The first step of joining Court is to become a Steward (and pay another fine!)
So, the sequence goes:
Freeman – Liveryman – Steward – Assistant (member of Court) – Warden and finally Master
Becoming a Liveryman is intended to be for life and joining the Company is not like joining a sports or social club. It is a commitment. Of course, life circumstances dictate change throughout our respective journeys, and withdrawal from the Livery is not unknown, one always retains the Freedom, but we hope that commitment to the Livery remains a constant for all our members as we move through life.
There are currently about 100 Freemen and about 160 Liverymen in our Company. We have a family spirit at all our gatherings and all our new Freemen and Liverymen are made to feel welcome to our special band.
Like life in general for the Founders: you reap what you sow. The more you put in to being a member of the Company, whether it be serving on a committee or visiting schools or mentoring students, the more you get out of being a member of the Company.
Your professional experience, whether in our hot metal trades or any other guise, will always be useful to the Company to support other committees such as Finance and Property.
Apart from our own Hall in Cloth Fair (our 5th hall in our history since 1365), the Company owns a modest property portfolio of offices and residential flats and our charitable funds now also own and manage a training centre and the Brunel Centre in Bedford.
Being part of an ancient, active and diverse fellowship has its own rewards given the informal way we conduct ourselves. In addition to the various dinners during the year, there are sports teams (including rowing in the Founder’s boat on the Thames – the Belle Founder – for the more energetic), Historical Group, industrial and other visits such as to an art foundry, a university department or further afield such as to CERN in Geneva.

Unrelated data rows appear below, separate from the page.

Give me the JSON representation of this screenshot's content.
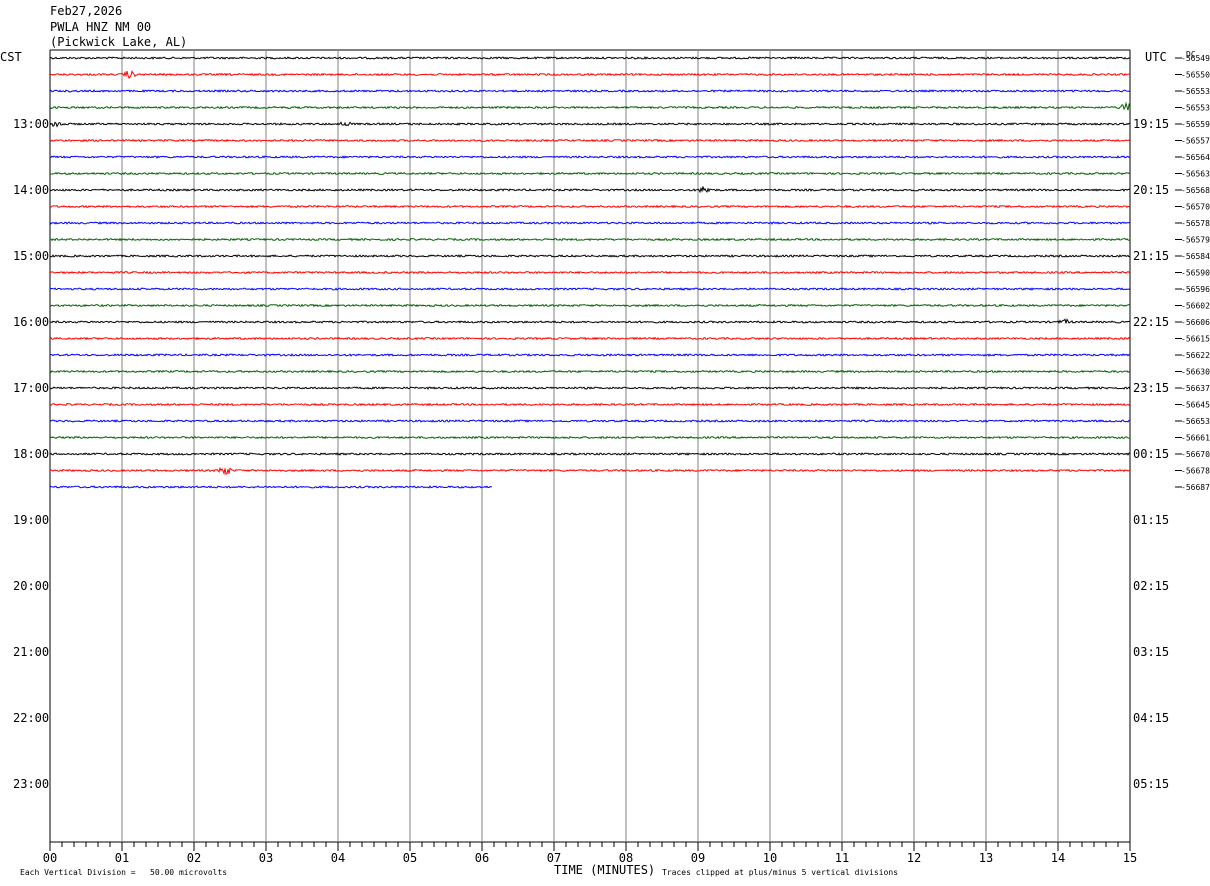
{
  "header": {
    "date": "Feb27,2026",
    "station": "PWLA HNZ NM 00",
    "location": "(Pickwick Lake, AL)"
  },
  "left_tz": "CST",
  "right_tz": "UTC",
  "dc_label": "DC",
  "footer": {
    "scale_note": "Each Vertical Division =   50.00 microvolts",
    "xlabel": "TIME (MINUTES)",
    "clip_note": "Traces clipped at plus/minus 5 vertical divisions"
  },
  "chart_data": {
    "type": "line",
    "xlabel": "TIME (MINUTES)",
    "xlim": [
      0,
      15
    ],
    "x_ticks": [
      "00",
      "01",
      "02",
      "03",
      "04",
      "05",
      "06",
      "07",
      "08",
      "09",
      "10",
      "11",
      "12",
      "13",
      "14",
      "15"
    ],
    "left_hour_labels": [
      "13:00",
      "14:00",
      "15:00",
      "16:00",
      "17:00",
      "18:00",
      "19:00",
      "20:00",
      "21:00",
      "22:00",
      "23:00"
    ],
    "right_hour_labels": [
      "19:15",
      "20:15",
      "21:15",
      "22:15",
      "23:15",
      "00:15",
      "01:15",
      "02:15",
      "03:15",
      "04:15",
      "05:15"
    ],
    "rows_per_hour": 4,
    "total_rows": 48,
    "first_row_time": "12:00",
    "color_cycle": [
      "#000000",
      "#ff0000",
      "#0000ff",
      "#006400"
    ],
    "traces": [
      {
        "row": 0,
        "dc": "-56549",
        "end_minute": 15
      },
      {
        "row": 1,
        "dc": "-56550",
        "end_minute": 15,
        "events": [
          [
            1.1,
            3.5
          ]
        ]
      },
      {
        "row": 2,
        "dc": "-56553",
        "end_minute": 15
      },
      {
        "row": 3,
        "dc": "-56553",
        "end_minute": 15,
        "events": [
          [
            14.95,
            4
          ]
        ]
      },
      {
        "row": 4,
        "dc": "-56559",
        "end_minute": 15,
        "events": [
          [
            0.1,
            3
          ],
          [
            4.1,
            2
          ]
        ]
      },
      {
        "row": 5,
        "dc": "-56557",
        "end_minute": 15
      },
      {
        "row": 6,
        "dc": "-56564",
        "end_minute": 15
      },
      {
        "row": 7,
        "dc": "-56563",
        "end_minute": 15
      },
      {
        "row": 8,
        "dc": "-56568",
        "end_minute": 15,
        "events": [
          [
            9.1,
            4
          ]
        ]
      },
      {
        "row": 9,
        "dc": "-56570",
        "end_minute": 15
      },
      {
        "row": 10,
        "dc": "-56578",
        "end_minute": 15
      },
      {
        "row": 11,
        "dc": "-56579",
        "end_minute": 15
      },
      {
        "row": 12,
        "dc": "-56584",
        "end_minute": 15
      },
      {
        "row": 13,
        "dc": "-56590",
        "end_minute": 15
      },
      {
        "row": 14,
        "dc": "-56596",
        "end_minute": 15
      },
      {
        "row": 15,
        "dc": "-56602",
        "end_minute": 15
      },
      {
        "row": 16,
        "dc": "-56606",
        "end_minute": 15,
        "events": [
          [
            14.1,
            2
          ]
        ]
      },
      {
        "row": 17,
        "dc": "-56615",
        "end_minute": 15
      },
      {
        "row": 18,
        "dc": "-56622",
        "end_minute": 15
      },
      {
        "row": 19,
        "dc": "-56630",
        "end_minute": 15
      },
      {
        "row": 20,
        "dc": "-56637",
        "end_minute": 15
      },
      {
        "row": 21,
        "dc": "-56645",
        "end_minute": 15
      },
      {
        "row": 22,
        "dc": "-56653",
        "end_minute": 15
      },
      {
        "row": 23,
        "dc": "-56661",
        "end_minute": 15
      },
      {
        "row": 24,
        "dc": "-56670",
        "end_minute": 15
      },
      {
        "row": 25,
        "dc": "-56678",
        "end_minute": 15,
        "events": [
          [
            2.43,
            5
          ]
        ]
      },
      {
        "row": 26,
        "dc": "-56687",
        "end_minute": 6.15
      }
    ]
  }
}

Each year there is a Spring Tour chosen and led by the Master (normally in the UK one year and in mainland Europe the next). These are 3-4 days when Founders and their partners can really get to know each other. There is also a biennial wine tour for which there is great competition to join.
Other events taking place in the hall include industry briefings, small scale concerts and theatre. Most of these events are open to both Freemen and Liverymen but the Spring Tour and some of the dinners are for the Livery only.
However, if you are asking the question “what can I get out of being a member?” you may need to think again about joining. We are not a slick members’ organisation such as a London Club but we seek to do our best by members giving freely of their talents and time to the benefit of all.
We hope you will decide to join us!
If you want further information do not hesitate to contact the Clerk or any member you might know.
You can contact the Clerk by emailing